Published on February 9, 2022

The Story of Two Tea Garden Workers

Workplace Rights: Story of Janoki Gowala

When Lakkatora tea garden worker Janoki Gowala’s 15-year-old daughter Alomoni was suffering from severe stomach aches, she became helpless as the dispensary at the tea garden was not well equipped and she had no money saved to spend on her treatment. She finally managed to treat her daughter, but with a debt of five thousand Taka. Now, burdened with debt, the mother of three children works dawn to dusk to earn a living to repay the debt.


Bangladesh tea farmers covid19
Janoki Gowala


Janoki, a 35-year-old tea worker, starts her day at six in the morning. After preparing a simple breakfast for the family, she prepares her lunch box of plain rice and goes to work. She plucks tea leaves from 9:00am to 5:00pm with an hour lunch break, not just to fulfill the target of 23 kgs of leaves, but to pluck extra leaves so that she can earn additional money towards her daily wage. She often aims to pluck 70 to 80 kgs of leaves daily, only to earn an extra Tk 3 for every additional kg of leaves plucked.

Unfortunately, working as a tea garden worker for around 19 years, she was unaware of her workplace rights and all she knew was to earn a wage by plucking leaves.

However, a training organized by ILO changed Janoki’s way of life and instilled hope in her for a bright future. Through the training, Janoki has become informed about her rights and began to understand the ways in which she can achieve her legal rights.

“Now I know that there must be fresh drinking water and sanitary latrine facilities in the working area. And after claiming our rights to the authority, we are getting fresh water supply now,” she said. Janoki has not only become aware of her rights, but also knows the risks of unsafe drinking water from canals and not using a sanitary latrine.

Janoki is proud to know and to share workplace rights with her fellow workers, even though most of them are yet to be achieved. There is no cradle house for newborn children of tea workers, no sanitary latrine in the garden sections, no safety equipment for workers, not enough facilities to provide good medical care—and many more.

But the training has motivated Janoki to continue to fight for her rights.

“My elder daughter left school when she was in class nine, just because we couldn’t pay her school fees. But the training opened my eyes and I promised myself that no matter what, I will educate my younger daughter and only son,” she said.


Raising Awareness: Shulekha Roy

35-year-old Shulekha Roy was born and raised in a tea garden in Moulvibazar and came to Lakkatora Teagarden in the outskirt of Sylhet city after marriage some 20 years ago.

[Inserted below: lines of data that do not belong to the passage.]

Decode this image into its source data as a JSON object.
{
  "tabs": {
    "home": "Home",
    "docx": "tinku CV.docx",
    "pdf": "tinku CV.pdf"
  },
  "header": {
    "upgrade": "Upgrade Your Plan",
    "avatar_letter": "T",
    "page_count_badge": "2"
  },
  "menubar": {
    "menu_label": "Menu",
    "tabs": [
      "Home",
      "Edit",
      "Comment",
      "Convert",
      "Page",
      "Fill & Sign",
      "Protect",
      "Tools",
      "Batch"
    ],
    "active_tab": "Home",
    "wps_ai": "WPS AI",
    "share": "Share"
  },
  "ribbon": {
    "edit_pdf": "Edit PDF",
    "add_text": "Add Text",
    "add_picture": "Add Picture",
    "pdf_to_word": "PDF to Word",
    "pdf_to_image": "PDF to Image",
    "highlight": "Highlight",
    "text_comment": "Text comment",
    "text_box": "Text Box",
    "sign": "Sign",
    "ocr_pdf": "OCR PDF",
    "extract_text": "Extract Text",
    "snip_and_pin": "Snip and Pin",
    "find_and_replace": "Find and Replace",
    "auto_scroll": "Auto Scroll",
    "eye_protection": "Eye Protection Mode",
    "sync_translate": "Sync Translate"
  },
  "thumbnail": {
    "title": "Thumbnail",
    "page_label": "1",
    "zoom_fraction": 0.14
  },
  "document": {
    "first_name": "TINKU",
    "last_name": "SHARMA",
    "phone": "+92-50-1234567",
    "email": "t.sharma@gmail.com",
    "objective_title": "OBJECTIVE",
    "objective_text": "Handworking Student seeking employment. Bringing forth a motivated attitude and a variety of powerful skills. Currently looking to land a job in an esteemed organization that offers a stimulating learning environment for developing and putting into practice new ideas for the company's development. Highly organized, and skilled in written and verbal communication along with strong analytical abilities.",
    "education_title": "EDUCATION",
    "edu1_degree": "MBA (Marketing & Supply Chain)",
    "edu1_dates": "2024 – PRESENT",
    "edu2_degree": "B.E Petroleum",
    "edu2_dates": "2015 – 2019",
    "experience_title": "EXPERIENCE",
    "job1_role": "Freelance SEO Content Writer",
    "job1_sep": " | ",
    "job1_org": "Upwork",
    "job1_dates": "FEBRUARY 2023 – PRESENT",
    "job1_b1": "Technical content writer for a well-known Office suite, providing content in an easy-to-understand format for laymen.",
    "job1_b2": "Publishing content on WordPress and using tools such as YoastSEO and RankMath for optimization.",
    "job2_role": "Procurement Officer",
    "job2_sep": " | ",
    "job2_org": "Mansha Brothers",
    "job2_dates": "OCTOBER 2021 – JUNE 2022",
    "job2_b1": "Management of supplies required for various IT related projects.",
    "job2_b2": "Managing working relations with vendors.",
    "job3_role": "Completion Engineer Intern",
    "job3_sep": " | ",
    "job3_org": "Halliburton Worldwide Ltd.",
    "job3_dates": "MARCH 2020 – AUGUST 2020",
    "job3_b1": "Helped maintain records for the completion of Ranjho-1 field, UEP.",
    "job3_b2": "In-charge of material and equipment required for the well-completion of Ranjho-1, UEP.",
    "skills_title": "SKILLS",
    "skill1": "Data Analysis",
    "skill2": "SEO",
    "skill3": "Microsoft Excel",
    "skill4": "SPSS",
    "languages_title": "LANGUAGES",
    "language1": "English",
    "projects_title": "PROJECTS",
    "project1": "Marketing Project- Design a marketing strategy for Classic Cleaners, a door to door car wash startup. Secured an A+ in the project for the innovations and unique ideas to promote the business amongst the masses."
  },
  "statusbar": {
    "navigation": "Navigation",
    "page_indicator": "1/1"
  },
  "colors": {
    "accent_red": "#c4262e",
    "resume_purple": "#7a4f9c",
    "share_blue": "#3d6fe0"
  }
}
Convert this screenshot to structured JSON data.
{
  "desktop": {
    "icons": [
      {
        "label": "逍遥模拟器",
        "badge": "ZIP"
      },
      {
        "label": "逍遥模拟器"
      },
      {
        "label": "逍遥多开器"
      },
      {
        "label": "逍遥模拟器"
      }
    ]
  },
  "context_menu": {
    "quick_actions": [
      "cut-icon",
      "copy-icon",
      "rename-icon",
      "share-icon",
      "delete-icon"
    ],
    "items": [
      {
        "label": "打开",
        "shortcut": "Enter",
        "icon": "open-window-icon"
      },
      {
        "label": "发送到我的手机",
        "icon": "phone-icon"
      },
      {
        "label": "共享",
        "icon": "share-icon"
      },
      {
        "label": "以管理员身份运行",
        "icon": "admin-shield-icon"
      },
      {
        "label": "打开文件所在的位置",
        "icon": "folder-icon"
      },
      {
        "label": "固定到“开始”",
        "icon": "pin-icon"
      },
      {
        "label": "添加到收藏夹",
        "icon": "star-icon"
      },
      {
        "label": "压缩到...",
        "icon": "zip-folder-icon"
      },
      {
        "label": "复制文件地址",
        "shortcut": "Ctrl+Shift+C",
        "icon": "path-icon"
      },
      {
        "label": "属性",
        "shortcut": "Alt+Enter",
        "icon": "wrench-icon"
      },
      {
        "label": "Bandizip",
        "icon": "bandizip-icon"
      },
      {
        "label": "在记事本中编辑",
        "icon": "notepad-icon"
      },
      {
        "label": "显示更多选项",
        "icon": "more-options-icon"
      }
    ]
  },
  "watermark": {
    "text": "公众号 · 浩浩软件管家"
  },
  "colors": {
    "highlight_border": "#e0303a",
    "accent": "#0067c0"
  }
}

Even though she was raised in a tea working family and married to another, she never worked as a tea worker till last year.


Bangladesh tea farmers covid19
Shulekha Roy

As her husband had to stop working in the tea garden, Shulekha, mother of two sons, started working as a tea labour. In her early days working in the tea garden, she was ignorant of her rights, but with the training provided by ILO and IPDS has opened her eyes.

“Now I know about my right to know how much tea leaves I genuinely plucked, rights of getting fresh drinking water, sanitation and safety gears at work, and many more,” she said.

However, only two of her rights are achieved through collection bargain with the authorities—fresh drinking water and the right to know how much tea leaves she plucked.

For 23kgs of leaves, tea workers are to get Tk 120 as daily wage with and for per kg of extra leaf, they get Tk 3 only.

Like Shulekha, all tea workers now understand their rights and they confirm the amount of plucked leaves after seeing the weighing machine themselves, to confirm how much they plucked.

Shulekha’s sons are studying at Sylhet Government High School situated near the tea garden and she wishes that someday, they will not have to work in the tea garden.